Exercise objective: Pick out each line below containing "users".

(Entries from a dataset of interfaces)

┄┄┄┄┄┄┄┄┄┄┄┄┄┄┄┄┄┄┄┄

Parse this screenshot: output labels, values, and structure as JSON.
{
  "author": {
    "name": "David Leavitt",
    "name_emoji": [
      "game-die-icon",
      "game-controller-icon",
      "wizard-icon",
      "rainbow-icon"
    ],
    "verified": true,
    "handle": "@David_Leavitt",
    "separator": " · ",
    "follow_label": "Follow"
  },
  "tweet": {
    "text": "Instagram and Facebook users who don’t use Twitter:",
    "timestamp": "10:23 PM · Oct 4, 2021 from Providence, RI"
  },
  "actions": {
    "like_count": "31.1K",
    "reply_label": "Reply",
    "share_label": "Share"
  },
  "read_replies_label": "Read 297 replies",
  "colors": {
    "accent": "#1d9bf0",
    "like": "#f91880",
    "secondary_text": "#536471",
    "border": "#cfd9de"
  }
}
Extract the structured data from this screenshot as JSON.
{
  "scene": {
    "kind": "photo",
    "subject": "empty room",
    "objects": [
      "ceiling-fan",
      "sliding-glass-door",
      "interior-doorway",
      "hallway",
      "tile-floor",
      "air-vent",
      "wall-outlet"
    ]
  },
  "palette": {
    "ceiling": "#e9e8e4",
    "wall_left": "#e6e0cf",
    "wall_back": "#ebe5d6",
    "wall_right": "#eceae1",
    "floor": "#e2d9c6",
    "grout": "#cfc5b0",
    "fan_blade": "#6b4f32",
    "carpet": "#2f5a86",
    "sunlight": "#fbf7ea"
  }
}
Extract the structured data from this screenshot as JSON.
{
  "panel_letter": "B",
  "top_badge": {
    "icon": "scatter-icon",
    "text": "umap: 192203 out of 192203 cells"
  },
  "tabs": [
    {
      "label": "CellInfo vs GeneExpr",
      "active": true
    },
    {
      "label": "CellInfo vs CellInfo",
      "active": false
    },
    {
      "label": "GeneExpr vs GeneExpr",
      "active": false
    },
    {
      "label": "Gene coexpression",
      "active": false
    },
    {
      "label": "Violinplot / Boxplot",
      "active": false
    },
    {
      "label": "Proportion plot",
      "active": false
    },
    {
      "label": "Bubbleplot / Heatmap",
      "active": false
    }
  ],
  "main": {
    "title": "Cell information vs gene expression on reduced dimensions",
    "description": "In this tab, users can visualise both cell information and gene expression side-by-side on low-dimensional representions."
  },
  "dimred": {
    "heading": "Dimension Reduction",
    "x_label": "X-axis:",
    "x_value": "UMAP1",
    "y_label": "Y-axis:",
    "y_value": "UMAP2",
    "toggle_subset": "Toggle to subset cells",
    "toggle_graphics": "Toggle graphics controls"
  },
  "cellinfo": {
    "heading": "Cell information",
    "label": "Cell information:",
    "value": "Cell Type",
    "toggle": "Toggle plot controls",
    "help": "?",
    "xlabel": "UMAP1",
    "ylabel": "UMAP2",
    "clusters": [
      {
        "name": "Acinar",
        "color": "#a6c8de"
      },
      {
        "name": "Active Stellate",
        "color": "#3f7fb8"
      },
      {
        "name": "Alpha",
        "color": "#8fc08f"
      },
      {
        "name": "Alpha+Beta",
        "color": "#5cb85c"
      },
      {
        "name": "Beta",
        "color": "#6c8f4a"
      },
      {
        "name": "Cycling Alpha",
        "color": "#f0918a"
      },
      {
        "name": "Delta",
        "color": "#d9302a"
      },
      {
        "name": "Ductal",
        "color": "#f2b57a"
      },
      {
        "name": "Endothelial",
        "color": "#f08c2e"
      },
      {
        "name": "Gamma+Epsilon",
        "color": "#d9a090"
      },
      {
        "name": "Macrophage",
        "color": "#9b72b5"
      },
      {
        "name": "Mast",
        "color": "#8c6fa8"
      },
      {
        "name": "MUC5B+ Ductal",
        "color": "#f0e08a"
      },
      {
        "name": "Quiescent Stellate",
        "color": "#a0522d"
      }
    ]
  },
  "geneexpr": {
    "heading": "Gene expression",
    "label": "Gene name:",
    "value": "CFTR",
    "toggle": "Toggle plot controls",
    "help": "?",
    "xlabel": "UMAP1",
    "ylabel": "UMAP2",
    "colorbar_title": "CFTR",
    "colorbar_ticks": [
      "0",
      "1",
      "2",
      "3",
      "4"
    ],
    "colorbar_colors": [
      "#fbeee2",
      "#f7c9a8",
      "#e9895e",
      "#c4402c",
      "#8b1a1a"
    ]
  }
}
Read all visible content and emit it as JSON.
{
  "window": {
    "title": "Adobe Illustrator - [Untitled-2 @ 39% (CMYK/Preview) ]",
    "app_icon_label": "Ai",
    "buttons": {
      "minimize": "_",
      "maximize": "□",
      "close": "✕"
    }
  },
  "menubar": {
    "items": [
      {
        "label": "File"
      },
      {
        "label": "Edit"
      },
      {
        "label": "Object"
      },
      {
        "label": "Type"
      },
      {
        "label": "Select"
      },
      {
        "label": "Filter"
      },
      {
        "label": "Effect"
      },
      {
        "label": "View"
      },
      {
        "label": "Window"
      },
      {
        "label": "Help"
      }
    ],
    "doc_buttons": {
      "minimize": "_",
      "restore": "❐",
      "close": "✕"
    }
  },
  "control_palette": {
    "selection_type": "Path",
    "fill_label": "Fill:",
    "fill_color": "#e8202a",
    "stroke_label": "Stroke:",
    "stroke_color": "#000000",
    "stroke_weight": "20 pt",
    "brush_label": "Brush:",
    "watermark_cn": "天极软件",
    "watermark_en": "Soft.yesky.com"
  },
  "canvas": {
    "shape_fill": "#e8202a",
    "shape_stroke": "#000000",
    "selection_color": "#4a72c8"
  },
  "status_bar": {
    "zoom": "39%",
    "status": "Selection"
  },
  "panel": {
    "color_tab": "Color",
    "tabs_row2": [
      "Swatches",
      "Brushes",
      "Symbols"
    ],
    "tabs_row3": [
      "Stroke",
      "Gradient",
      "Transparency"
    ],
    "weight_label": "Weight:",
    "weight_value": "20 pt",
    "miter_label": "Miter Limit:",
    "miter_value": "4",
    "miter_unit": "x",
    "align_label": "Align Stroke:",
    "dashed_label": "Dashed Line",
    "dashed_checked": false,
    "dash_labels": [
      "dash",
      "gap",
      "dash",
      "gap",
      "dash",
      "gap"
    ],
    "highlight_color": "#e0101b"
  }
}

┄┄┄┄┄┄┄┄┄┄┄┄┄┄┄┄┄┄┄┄

Written solution:
    "text": "Instagram and Facebook users who don’t use Twitter:",
    "description": "In this tab, users can visualise both cell information and gene expression side-by-side on low-dimensional representions."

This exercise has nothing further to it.